| EXERCISE REQUIREMENTS |
Needed from the entries below: every line that holds the word "JSON".
*** INFORMATION PROVIDED Section Begins ***
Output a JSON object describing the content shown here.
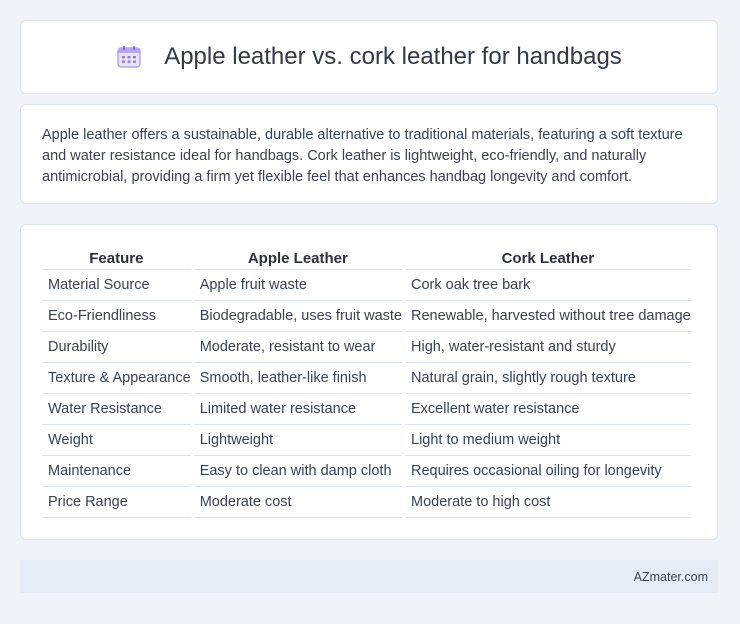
{
  "header": {
    "icon": "calendar-icon",
    "title": "Apple leather vs. cork leather for handbags"
  },
  "summary": {
    "text": "Apple leather offers a sustainable, durable alternative to traditional materials, featuring a soft texture and water resistance ideal for handbags. Cork leather is lightweight, eco-friendly, and naturally antimicrobial, providing a firm yet flexible feel that enhances handbag longevity and comfort."
  },
  "table": {
    "headers": [
      "Feature",
      "Apple Leather",
      "Cork Leather"
    ],
    "rows": [
      [
        "Material Source",
        "Apple fruit waste",
        "Cork oak tree bark"
      ],
      [
        "Eco-Friendliness",
        "Biodegradable, uses fruit waste",
        "Renewable, harvested without tree damage"
      ],
      [
        "Durability",
        "Moderate, resistant to wear",
        "High, water-resistant and sturdy"
      ],
      [
        "Texture & Appearance",
        "Smooth, leather-like finish",
        "Natural grain, slightly rough texture"
      ],
      [
        "Water Resistance",
        "Limited water resistance",
        "Excellent water resistance"
      ],
      [
        "Weight",
        "Lightweight",
        "Light to medium weight"
      ],
      [
        "Maintenance",
        "Easy to clean with damp cloth",
        "Requires occasional oiling for longevity"
      ],
      [
        "Price Range",
        "Moderate cost",
        "Moderate to high cost"
      ]
    ]
  },
  "footer": {
    "brand": "AZmater.com"
  }
}
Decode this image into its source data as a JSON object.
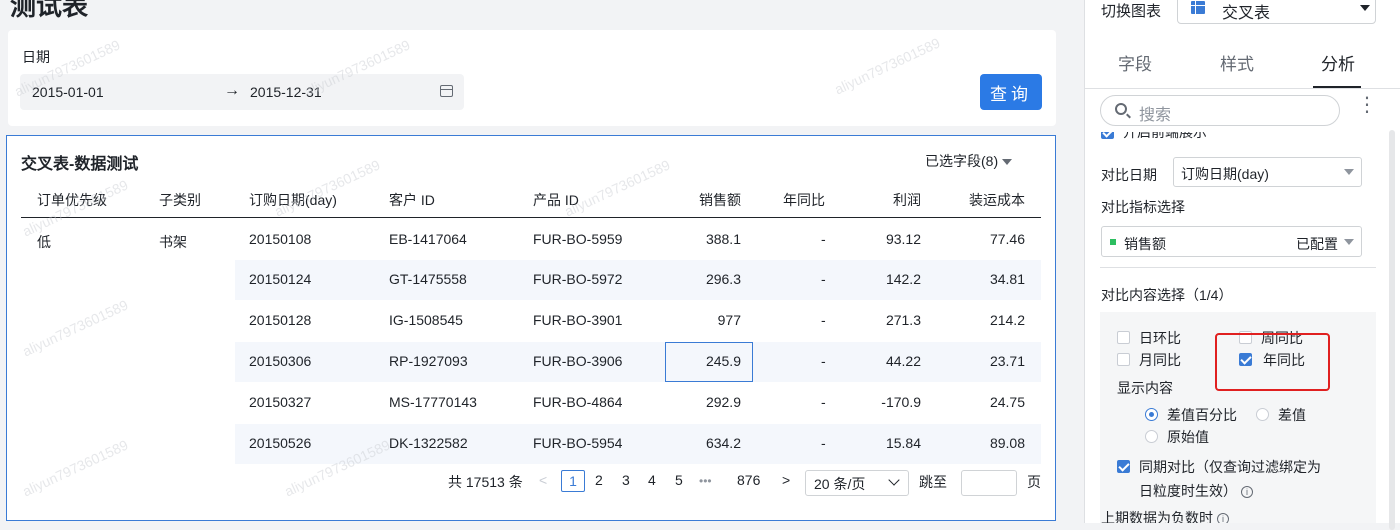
{
  "page": {
    "title": "测试表"
  },
  "filter": {
    "label": "日期",
    "start": "2015-01-01",
    "arrow": "→",
    "end": "2015-12-31",
    "query_label": "查询"
  },
  "table": {
    "title": "交叉表-数据测试",
    "selected_fields": "已选字段(8)",
    "columns": [
      "订单优先级",
      "子类别",
      "订购日期(day)",
      "客户 ID",
      "产品 ID",
      "销售额",
      "年同比",
      "利润",
      "装运成本"
    ],
    "group": {
      "priority": "低",
      "subcategory": "书架"
    },
    "rows": [
      {
        "date": "20150108",
        "customer": "EB-1417064",
        "product": "FUR-BO-5959",
        "sales": "388.1",
        "yoy": "-",
        "profit": "93.12",
        "ship": "77.46"
      },
      {
        "date": "20150124",
        "customer": "GT-1475558",
        "product": "FUR-BO-5972",
        "sales": "296.3",
        "yoy": "-",
        "profit": "142.2",
        "ship": "34.81"
      },
      {
        "date": "20150128",
        "customer": "IG-1508545",
        "product": "FUR-BO-3901",
        "sales": "977",
        "yoy": "-",
        "profit": "271.3",
        "ship": "214.2"
      },
      {
        "date": "20150306",
        "customer": "RP-1927093",
        "product": "FUR-BO-3906",
        "sales": "245.9",
        "yoy": "-",
        "profit": "44.22",
        "ship": "23.71"
      },
      {
        "date": "20150327",
        "customer": "MS-17770143",
        "product": "FUR-BO-4864",
        "sales": "292.9",
        "yoy": "-",
        "profit": "-170.9",
        "ship": "24.75"
      },
      {
        "date": "20150526",
        "customer": "DK-1322582",
        "product": "FUR-BO-5954",
        "sales": "634.2",
        "yoy": "-",
        "profit": "15.84",
        "ship": "89.08"
      }
    ],
    "pagination": {
      "total": "共 17513 条",
      "prev": "<",
      "pages": [
        "1",
        "2",
        "3",
        "4",
        "5"
      ],
      "active": "1",
      "ellipsis": "•••",
      "last": "876",
      "next": ">",
      "page_size": "20 条/页",
      "jump_label": "跳至",
      "page_suffix": "页"
    }
  },
  "watermark": "aliyun7973601589",
  "panel": {
    "switch_label": "切换图表",
    "chart_type": "交叉表",
    "tabs": [
      "字段",
      "样式",
      "分析"
    ],
    "active_tab": "分析",
    "search_placeholder": "搜索",
    "more": "⋮",
    "partial_top": "开启前端展示",
    "compare_date_label": "对比日期",
    "compare_date_value": "订购日期(day)",
    "metric_label": "对比指标选择",
    "metric_value": "销售额",
    "metric_status": "已配置",
    "content_label": "对比内容选择（1/4）",
    "options": [
      {
        "label": "日环比",
        "checked": false
      },
      {
        "label": "周同比",
        "checked": false
      },
      {
        "label": "月同比",
        "checked": false
      },
      {
        "label": "年同比",
        "checked": true
      }
    ],
    "display_label": "显示内容",
    "display_options": [
      {
        "label": "差值百分比",
        "selected": true
      },
      {
        "label": "差值",
        "selected": false
      },
      {
        "label": "原始值",
        "selected": false
      }
    ],
    "period_line1": "同期对比（仅查询过滤绑定为",
    "period_line2": "日粒度时生效）",
    "negative_label": "上期数据为负数时",
    "info": "i"
  },
  "colors": {
    "accent": "#2b7ae5",
    "highlight": "#e02020",
    "metric_dot": "#2dbe60"
  }
}
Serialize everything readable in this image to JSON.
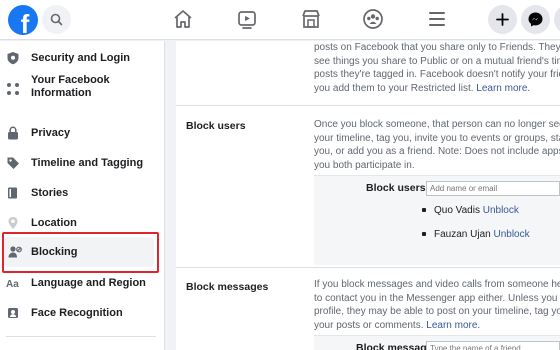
{
  "topbar": {
    "logo_letter": "f",
    "icons": [
      "search-icon",
      "home-icon",
      "watch-icon",
      "marketplace-icon",
      "groups-icon",
      "menu-icon",
      "plus-icon",
      "messenger-icon"
    ]
  },
  "sidebar": {
    "items": [
      {
        "label": "Security and Login",
        "icon": "shield-icon"
      },
      {
        "label": "Your Facebook Information",
        "icon": "grid-icon"
      },
      {
        "label": "Privacy",
        "icon": "lock-icon"
      },
      {
        "label": "Timeline and Tagging",
        "icon": "tag-icon"
      },
      {
        "label": "Stories",
        "icon": "book-icon"
      },
      {
        "label": "Location",
        "icon": "location-pin-icon"
      },
      {
        "label": "Blocking",
        "icon": "blocked-user-icon"
      },
      {
        "label": "Language and Region",
        "icon": "language-icon"
      },
      {
        "label": "Face Recognition",
        "icon": "face-icon"
      }
    ]
  },
  "restricted": {
    "line1": "posts on Facebook that you share only to Friends. They m",
    "line2": "see things you share to Public or on a mutual friend's time",
    "line3": "posts they're tagged in. Facebook doesn't notify your friend",
    "line4_prefix": "you add them to your Restricted list. ",
    "learn_more": "Learn more."
  },
  "block_users": {
    "title": "Block users",
    "desc_line1": "Once you block someone, that person can no longer see",
    "desc_line2": "your timeline, tag you, invite you to events or groups, start",
    "desc_line3": "you, or add you as a friend. Note: Does not include apps,",
    "desc_line4": "you both participate in.",
    "field_label": "Block users",
    "placeholder": "Add name or email",
    "blocked": [
      {
        "name": "Quo Vadis",
        "action": "Unblock"
      },
      {
        "name": "Fauzan Ujan",
        "action": "Unblock"
      }
    ]
  },
  "block_messages": {
    "title": "Block messages",
    "desc_line1": "If you block messages and video calls from someone her",
    "desc_line2": "to contact you in the Messenger app either. Unless you bl",
    "desc_line3": "profile, they may be able to post on your timeline, tag you,",
    "desc_line4_prefix": "your posts or comments. ",
    "learn_more": "Learn more.",
    "field_label": "Block messages",
    "placeholder": "Type the name of a friend..."
  },
  "colors": {
    "brand": "#1877f2",
    "link": "#365899",
    "highlight": "#e0242f"
  }
}
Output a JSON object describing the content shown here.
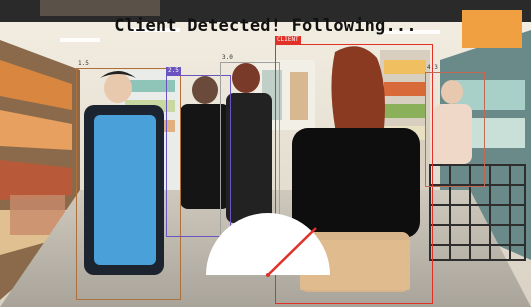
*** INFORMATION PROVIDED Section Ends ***
| TASK RESPONSE |
Output a JSON object describing the content shown here.
Decode this image into its source data as a JSON object.
Serialize everything readable in this image to JSON.
Output a JSON object describing the content shown here.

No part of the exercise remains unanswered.